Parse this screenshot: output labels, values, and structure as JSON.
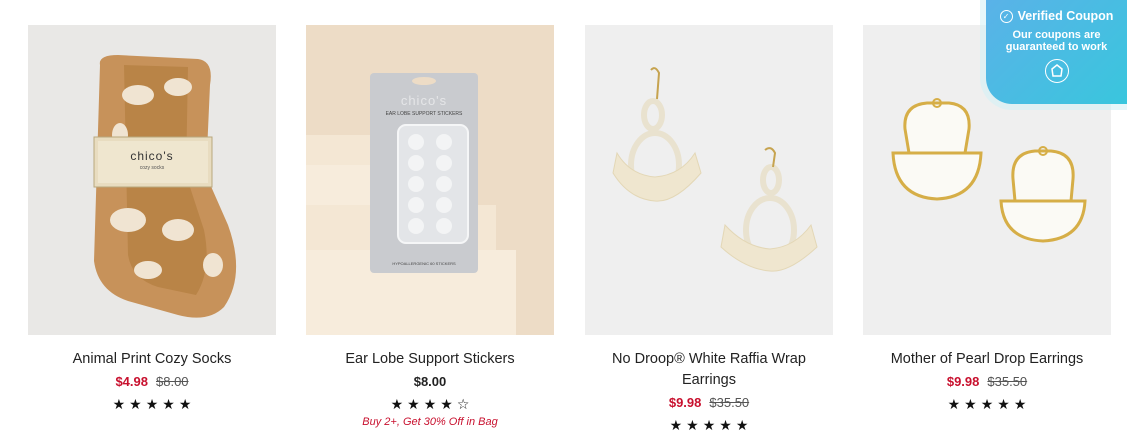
{
  "products": [
    {
      "title": "Animal Print Cozy Socks",
      "sale_price": "$4.98",
      "original_price": "$8.00",
      "rating": 5,
      "stars": "★★★★★",
      "image_label": "chico's",
      "image_sublabel": "cozy socks"
    },
    {
      "title": "Ear Lobe Support Stickers",
      "price": "$8.00",
      "rating": 4,
      "stars": "★★★★☆",
      "promo": "Buy 2+, Get 30% Off in Bag",
      "image_label": "chico's",
      "image_sublabel": "EAR LOBE SUPPORT STICKERS",
      "image_footer": "HYPOALLERGENIC  60 STICKERS"
    },
    {
      "title_line1": "No Droop® White Raffia Wrap",
      "title_line2": "Earrings",
      "sale_price": "$9.98",
      "original_price": "$35.50",
      "rating": 5,
      "stars": "★★★★★"
    },
    {
      "title": "Mother of Pearl Drop Earrings",
      "sale_price": "$9.98",
      "original_price": "$35.50",
      "rating": 5,
      "stars": "★★★★★"
    }
  ],
  "coupon": {
    "title": "Verified Coupon",
    "line1": "Our coupons are",
    "line2": "guaranteed to work",
    "icon": "shield-logo-icon"
  },
  "colors": {
    "sale": "#c8102e",
    "coupon_bg": "#48bde3"
  }
}
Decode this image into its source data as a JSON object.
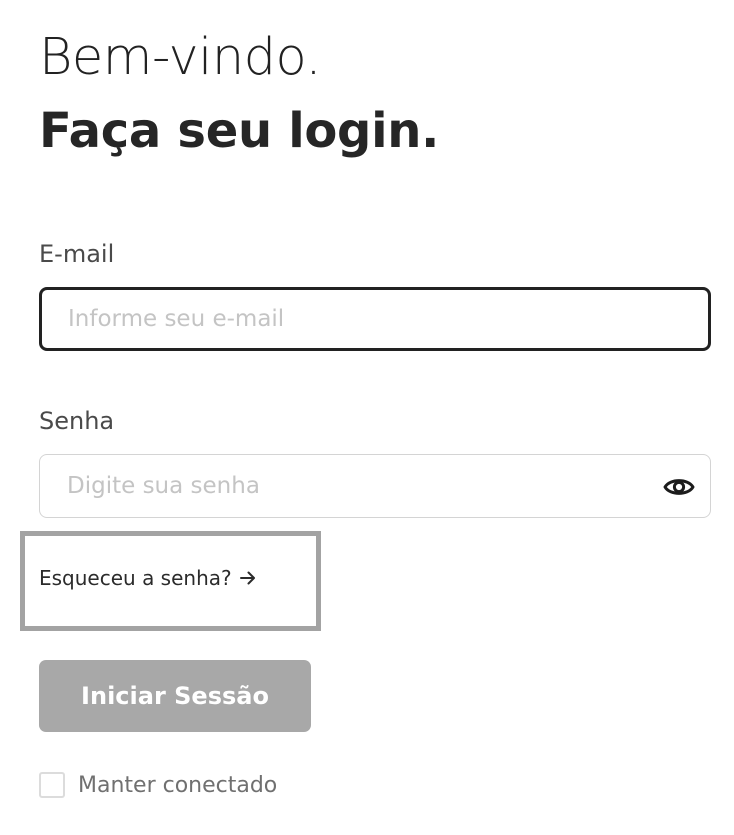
{
  "header": {
    "greeting": "Bem-vindo.",
    "headline": "Faça seu login."
  },
  "form": {
    "email": {
      "label": "E-mail",
      "placeholder": "Informe seu e-mail",
      "value": ""
    },
    "password": {
      "label": "Senha",
      "placeholder": "Digite sua senha",
      "value": "",
      "toggle_icon": "eye-icon"
    },
    "forgot_password": {
      "label": "Esqueceu a senha?",
      "icon": "arrow-right-icon"
    },
    "submit_label": "Iniciar Sessão",
    "remember_me": {
      "label": "Manter conectado",
      "checked": false
    }
  },
  "colors": {
    "text_dark": "#222222",
    "label": "#4a4a4a",
    "placeholder": "#c4c4c4",
    "button_disabled": "#a8a8a8",
    "focus_border": "#222222",
    "highlight_frame": "#a3a3a3"
  }
}
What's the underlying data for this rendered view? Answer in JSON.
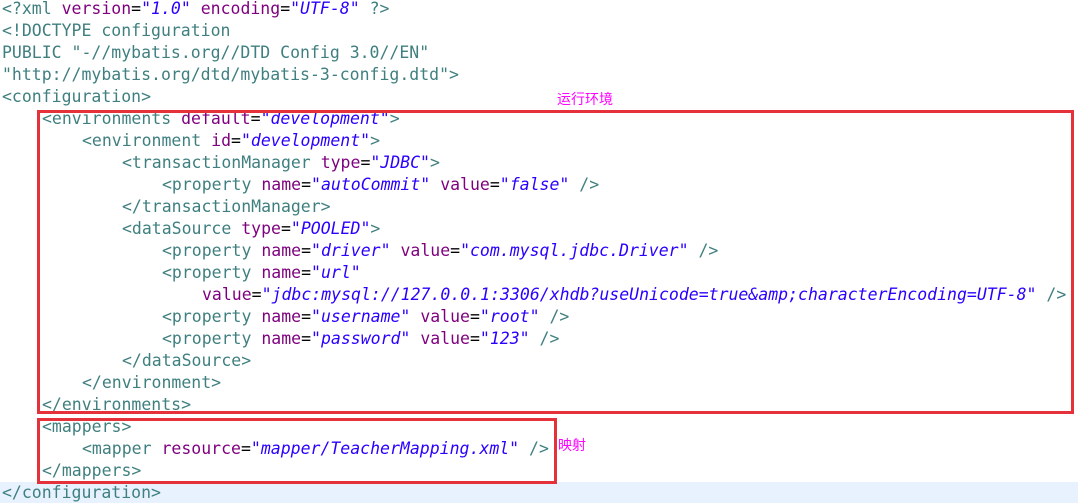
{
  "code_lines": [
    {
      "indent": 0,
      "tokens": [
        {
          "t": "tag",
          "v": "<?xml "
        },
        {
          "t": "attr",
          "v": "version"
        },
        {
          "t": "punc",
          "v": "="
        },
        {
          "t": "val",
          "v": "\"1.0\""
        },
        {
          "t": "tag",
          "v": " "
        },
        {
          "t": "attr",
          "v": "encoding"
        },
        {
          "t": "punc",
          "v": "="
        },
        {
          "t": "val",
          "v": "\"UTF-8\""
        },
        {
          "t": "tag",
          "v": " ?>"
        }
      ]
    },
    {
      "indent": 0,
      "tokens": [
        {
          "t": "tag",
          "v": "<!DOCTYPE configuration"
        }
      ]
    },
    {
      "indent": 0,
      "tokens": [
        {
          "t": "doctype-text",
          "v": "PUBLIC "
        },
        {
          "t": "doctype-str",
          "v": "\"-//mybatis.org//DTD Config 3.0//EN\""
        }
      ]
    },
    {
      "indent": 0,
      "tokens": [
        {
          "t": "doctype-str",
          "v": "\"http://mybatis.org/dtd/mybatis-3-config.dtd\""
        },
        {
          "t": "tag",
          "v": ">"
        }
      ]
    },
    {
      "indent": 0,
      "tokens": [
        {
          "t": "tag",
          "v": "<configuration>"
        }
      ]
    },
    {
      "indent": 1,
      "tokens": [
        {
          "t": "tag",
          "v": "<environments "
        },
        {
          "t": "attr",
          "v": "default"
        },
        {
          "t": "punc",
          "v": "="
        },
        {
          "t": "val",
          "v": "\"development\""
        },
        {
          "t": "tag",
          "v": ">"
        }
      ]
    },
    {
      "indent": 2,
      "tokens": [
        {
          "t": "tag",
          "v": "<environment "
        },
        {
          "t": "attr",
          "v": "id"
        },
        {
          "t": "punc",
          "v": "="
        },
        {
          "t": "val",
          "v": "\"development\""
        },
        {
          "t": "tag",
          "v": ">"
        }
      ]
    },
    {
      "indent": 3,
      "tokens": [
        {
          "t": "tag",
          "v": "<transactionManager "
        },
        {
          "t": "attr",
          "v": "type"
        },
        {
          "t": "punc",
          "v": "="
        },
        {
          "t": "val",
          "v": "\"JDBC\""
        },
        {
          "t": "tag",
          "v": ">"
        }
      ]
    },
    {
      "indent": 4,
      "tokens": [
        {
          "t": "tag",
          "v": "<property "
        },
        {
          "t": "attr",
          "v": "name"
        },
        {
          "t": "punc",
          "v": "="
        },
        {
          "t": "val",
          "v": "\"autoCommit\""
        },
        {
          "t": "tag",
          "v": " "
        },
        {
          "t": "attr",
          "v": "value"
        },
        {
          "t": "punc",
          "v": "="
        },
        {
          "t": "val",
          "v": "\"false\""
        },
        {
          "t": "tag",
          "v": " />"
        }
      ]
    },
    {
      "indent": 3,
      "tokens": [
        {
          "t": "tag",
          "v": "</transactionManager>"
        }
      ]
    },
    {
      "indent": 3,
      "tokens": [
        {
          "t": "tag",
          "v": "<dataSource "
        },
        {
          "t": "attr",
          "v": "type"
        },
        {
          "t": "punc",
          "v": "="
        },
        {
          "t": "val",
          "v": "\"POOLED\""
        },
        {
          "t": "tag",
          "v": ">"
        }
      ]
    },
    {
      "indent": 4,
      "tokens": [
        {
          "t": "tag",
          "v": "<property "
        },
        {
          "t": "attr",
          "v": "name"
        },
        {
          "t": "punc",
          "v": "="
        },
        {
          "t": "val",
          "v": "\"driver\""
        },
        {
          "t": "tag",
          "v": " "
        },
        {
          "t": "attr",
          "v": "value"
        },
        {
          "t": "punc",
          "v": "="
        },
        {
          "t": "val",
          "v": "\"com.mysql.jdbc.Driver\""
        },
        {
          "t": "tag",
          "v": " />"
        }
      ]
    },
    {
      "indent": 4,
      "tokens": [
        {
          "t": "tag",
          "v": "<property "
        },
        {
          "t": "attr",
          "v": "name"
        },
        {
          "t": "punc",
          "v": "="
        },
        {
          "t": "val",
          "v": "\"url\""
        }
      ]
    },
    {
      "indent": 5,
      "tokens": [
        {
          "t": "attr",
          "v": "value"
        },
        {
          "t": "punc",
          "v": "="
        },
        {
          "t": "val",
          "v": "\"jdbc:mysql://127.0.0.1:3306/xhdb?useUnicode=true&amp;characterEncoding=UTF-8\""
        },
        {
          "t": "tag",
          "v": " />"
        }
      ]
    },
    {
      "indent": 4,
      "tokens": [
        {
          "t": "tag",
          "v": "<property "
        },
        {
          "t": "attr",
          "v": "name"
        },
        {
          "t": "punc",
          "v": "="
        },
        {
          "t": "val",
          "v": "\"username\""
        },
        {
          "t": "tag",
          "v": " "
        },
        {
          "t": "attr",
          "v": "value"
        },
        {
          "t": "punc",
          "v": "="
        },
        {
          "t": "val",
          "v": "\"root\""
        },
        {
          "t": "tag",
          "v": " />"
        }
      ]
    },
    {
      "indent": 4,
      "tokens": [
        {
          "t": "tag",
          "v": "<property "
        },
        {
          "t": "attr",
          "v": "name"
        },
        {
          "t": "punc",
          "v": "="
        },
        {
          "t": "val",
          "v": "\"password\""
        },
        {
          "t": "tag",
          "v": " "
        },
        {
          "t": "attr",
          "v": "value"
        },
        {
          "t": "punc",
          "v": "="
        },
        {
          "t": "val",
          "v": "\"123\""
        },
        {
          "t": "tag",
          "v": " />"
        }
      ]
    },
    {
      "indent": 3,
      "tokens": [
        {
          "t": "tag",
          "v": "</dataSource>"
        }
      ]
    },
    {
      "indent": 2,
      "tokens": [
        {
          "t": "tag",
          "v": "</environment>"
        }
      ]
    },
    {
      "indent": 1,
      "tokens": [
        {
          "t": "tag",
          "v": "</environments>"
        }
      ]
    },
    {
      "indent": 1,
      "tokens": [
        {
          "t": "tag",
          "v": "<mappers>"
        }
      ]
    },
    {
      "indent": 2,
      "tokens": [
        {
          "t": "tag",
          "v": "<mapper "
        },
        {
          "t": "attr",
          "v": "resource"
        },
        {
          "t": "punc",
          "v": "="
        },
        {
          "t": "val",
          "v": "\"mapper/TeacherMapping.xml\""
        },
        {
          "t": "tag",
          "v": " />"
        }
      ]
    },
    {
      "indent": 1,
      "tokens": [
        {
          "t": "tag",
          "v": "</mappers>"
        }
      ]
    },
    {
      "indent": 0,
      "tokens": [
        {
          "t": "tag",
          "v": "</configuration>"
        }
      ]
    }
  ],
  "annotations": {
    "environments_label": "运行环境",
    "mappers_label": "映射"
  },
  "colors": {
    "tag": "#3f7f7f",
    "attribute": "#7f007f",
    "value": "#2a00ff",
    "box": "#e5323a",
    "annotation": "#ff00ff",
    "current_line": "#e8f2fe"
  }
}
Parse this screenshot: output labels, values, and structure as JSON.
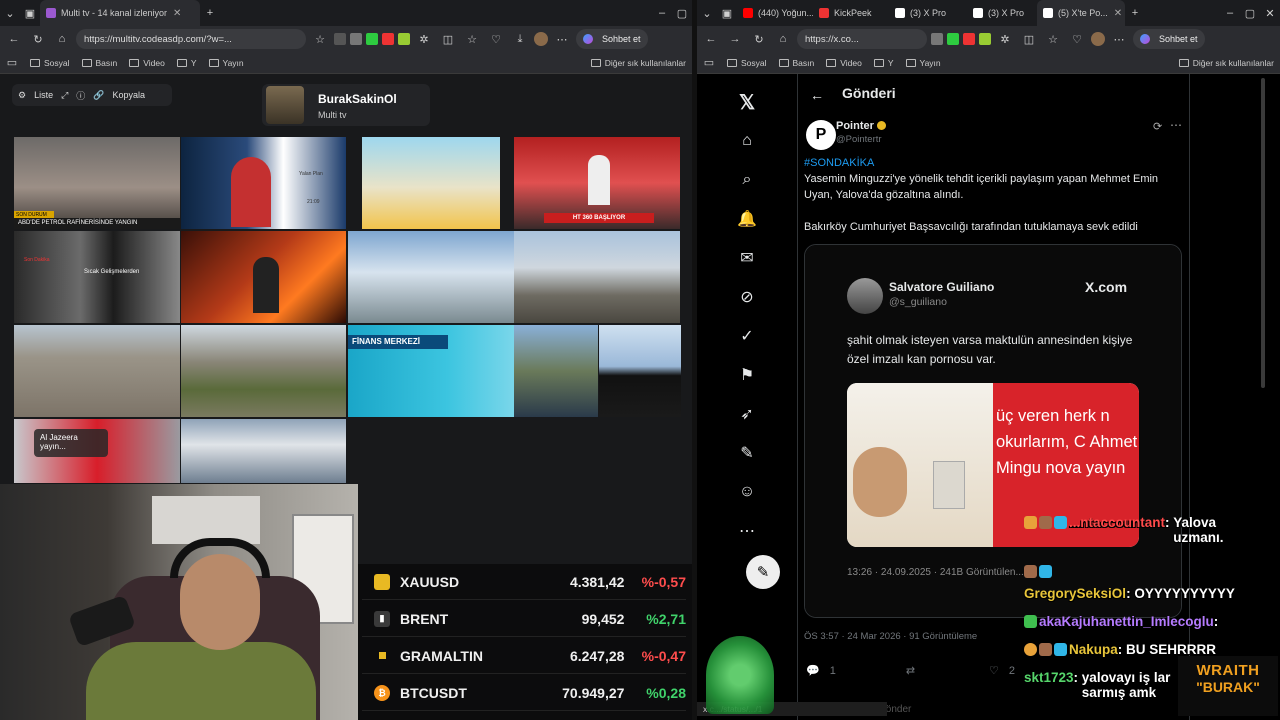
{
  "left_browser": {
    "tabs": [
      {
        "title": "Multi tv - 14 kanal izleniyor",
        "active": true
      }
    ],
    "address": "https://multitv.codeasdp.com/?w=...",
    "chat_button": "Sohbet et",
    "bookmarks": [
      "Sosyal",
      "Basın",
      "Video",
      "Y",
      "Yayın"
    ],
    "other_bookmarks": "Diğer sık kullanılanlar"
  },
  "multitv": {
    "toolbar": {
      "list_label": "Liste",
      "copy_label": "Kopyala"
    },
    "profile": {
      "name": "BurakSakinOl",
      "subtitle": "Multi tv"
    },
    "tiles": [
      {
        "label": "ABD'DE PETROL RAFİNERİSİNDE YANGIN",
        "sub": "SON DURUM"
      },
      {
        "label": "Yalan Plan",
        "sub": "21:09"
      },
      {
        "label": ""
      },
      {
        "label": "HT 360 BAŞLIYOR"
      },
      {
        "label": "Sıcak Gelişmelerden",
        "sub": "Son Dakika"
      },
      {
        "label": ""
      },
      {
        "label": ""
      },
      {
        "label": ""
      },
      {
        "label": ""
      },
      {
        "label": ""
      },
      {
        "label": "FİNANS MERKEZİ"
      },
      {
        "label": ""
      },
      {
        "label": "Al Jazeera yayın..."
      },
      {
        "label": ""
      }
    ]
  },
  "ticker": [
    {
      "name": "XAUUSD",
      "value": "4.381,42",
      "change": "%-0,57",
      "icon_color": "#e8b923",
      "change_color": "#ff4d4d"
    },
    {
      "name": "BRENT",
      "value": "99,452",
      "change": "%2,71",
      "icon_color": "#444444",
      "change_color": "#40d36b"
    },
    {
      "name": "GRAMALTIN",
      "value": "6.247,28",
      "change": "%-0,47",
      "icon_color": "#e8b923",
      "change_color": "#ff4d4d"
    },
    {
      "name": "BTCUSDT",
      "value": "70.949,27",
      "change": "%0,28",
      "icon_color": "#f7931a",
      "change_color": "#40d36b"
    }
  ],
  "right_browser": {
    "tabs": [
      {
        "title": "(440) Yoğun..."
      },
      {
        "title": "KickPeek"
      },
      {
        "title": "(3) X Pro"
      },
      {
        "title": "(3) X Pro"
      },
      {
        "title": "(5) X'te Po...",
        "active": true
      }
    ],
    "address": "https://x.co...",
    "chat_button": "Sohbet et",
    "bookmarks": [
      "Sosyal",
      "Basın",
      "Video",
      "Y",
      "Yayın"
    ],
    "other_bookmarks": "Diğer sık kullanılanlar",
    "status_url": "x.c.../status/.../1"
  },
  "x": {
    "header": "Gönderi",
    "author": {
      "name": "Pointer",
      "handle": "@Pointertr"
    },
    "hashtag": "#SONDAKİKA",
    "text": "Yasemin Minguzzi'ye yönelik tehdit içerikli paylaşım yapan Mehmet Emin Uyan, Yalova'da gözaltına alındı.",
    "text2": "Bakırköy Cumhuriyet Başsavcılığı tarafından tutuklamaya sevk edildi",
    "quoted": {
      "name": "Salvatore Guiliano",
      "handle": "@s_guiliano",
      "brand": "X.com",
      "text": "şahit olmak isteyen varsa maktulün annesinden kişiye özel imzalı kan pornosu var.",
      "img_text": "üç veren herk n okurlarım, C Ahmet Mingu nova yayın",
      "time": "13:26 · 24.09.2025 · 241B Görüntülen..."
    },
    "meta": "ÖS 3:57 · 24 Mar 2026 · 91 Görüntüleme",
    "reply_count": "1",
    "like_count": "2",
    "reply_placeholder": "Gönder"
  },
  "chat": [
    {
      "user": "...ntaccountant",
      "msg": "Yalova uzmanı.",
      "color": "#ff4b4b"
    },
    {
      "user": "GregorySeksiOl",
      "msg": "OYYYYYYYYYY",
      "color": "#e8c53a"
    },
    {
      "user": "akaKajuhanettin_Imlecoglu",
      "msg": "",
      "color": "#b57bff"
    },
    {
      "user": "Nakupa",
      "msg": "BU SEHRRRR",
      "color": "#e8c53a"
    },
    {
      "user": "skt1723",
      "msg": "yalovayı iş lar sarmış amk",
      "color": "#56d66b"
    }
  ],
  "logo": {
    "line1": "WRAITH",
    "line2": "\"BURAK\""
  }
}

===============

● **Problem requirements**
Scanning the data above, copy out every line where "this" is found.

● **Result below**
Parse this screenshot: output labels, values, and structure as JSON.
Decode this image into its source data as a JSON object.
What's the underlying data for this rendered view? Answer in JSON.
Parse this screenshot: output labels, values, and structure as JSON.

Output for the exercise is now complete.